- [Task details] When a line in the material contains the word "JSON", copy it.

(Material supplied)

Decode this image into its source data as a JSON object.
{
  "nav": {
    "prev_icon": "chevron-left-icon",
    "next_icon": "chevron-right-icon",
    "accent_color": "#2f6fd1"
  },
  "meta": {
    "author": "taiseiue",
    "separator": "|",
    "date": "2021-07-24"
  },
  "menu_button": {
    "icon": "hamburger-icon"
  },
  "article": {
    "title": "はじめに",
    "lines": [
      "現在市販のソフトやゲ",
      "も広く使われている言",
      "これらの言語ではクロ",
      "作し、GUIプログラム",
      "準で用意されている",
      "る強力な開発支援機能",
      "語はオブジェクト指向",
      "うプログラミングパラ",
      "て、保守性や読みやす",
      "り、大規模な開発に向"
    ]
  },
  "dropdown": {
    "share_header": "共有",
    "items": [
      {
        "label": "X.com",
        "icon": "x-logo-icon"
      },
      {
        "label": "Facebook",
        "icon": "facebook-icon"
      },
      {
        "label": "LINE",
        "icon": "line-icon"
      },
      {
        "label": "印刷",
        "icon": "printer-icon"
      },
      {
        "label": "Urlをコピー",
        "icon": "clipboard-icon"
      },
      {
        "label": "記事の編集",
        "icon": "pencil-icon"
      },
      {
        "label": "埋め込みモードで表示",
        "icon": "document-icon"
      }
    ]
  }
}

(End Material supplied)
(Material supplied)

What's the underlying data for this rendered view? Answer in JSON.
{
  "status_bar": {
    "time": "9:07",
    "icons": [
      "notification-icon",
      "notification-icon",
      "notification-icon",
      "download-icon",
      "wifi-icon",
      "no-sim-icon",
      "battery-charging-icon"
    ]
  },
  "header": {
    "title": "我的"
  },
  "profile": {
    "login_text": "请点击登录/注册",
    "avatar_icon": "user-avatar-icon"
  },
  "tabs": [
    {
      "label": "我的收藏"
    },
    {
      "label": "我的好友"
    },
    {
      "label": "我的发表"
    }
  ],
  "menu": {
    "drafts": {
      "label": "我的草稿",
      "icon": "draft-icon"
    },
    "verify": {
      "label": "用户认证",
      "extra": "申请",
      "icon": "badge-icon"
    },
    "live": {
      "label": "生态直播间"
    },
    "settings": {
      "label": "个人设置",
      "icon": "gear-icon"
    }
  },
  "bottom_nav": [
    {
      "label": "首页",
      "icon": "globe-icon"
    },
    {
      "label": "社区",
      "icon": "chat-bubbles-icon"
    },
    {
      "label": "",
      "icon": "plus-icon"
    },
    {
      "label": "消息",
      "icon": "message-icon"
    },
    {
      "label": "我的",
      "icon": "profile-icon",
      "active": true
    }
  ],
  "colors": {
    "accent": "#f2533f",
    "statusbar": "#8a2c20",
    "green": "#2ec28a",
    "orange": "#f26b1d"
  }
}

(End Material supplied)

- [Exercise output]
Decode this image into its source data as a JSON object.
What's the underlying data for this rendered view? Answer in JSON.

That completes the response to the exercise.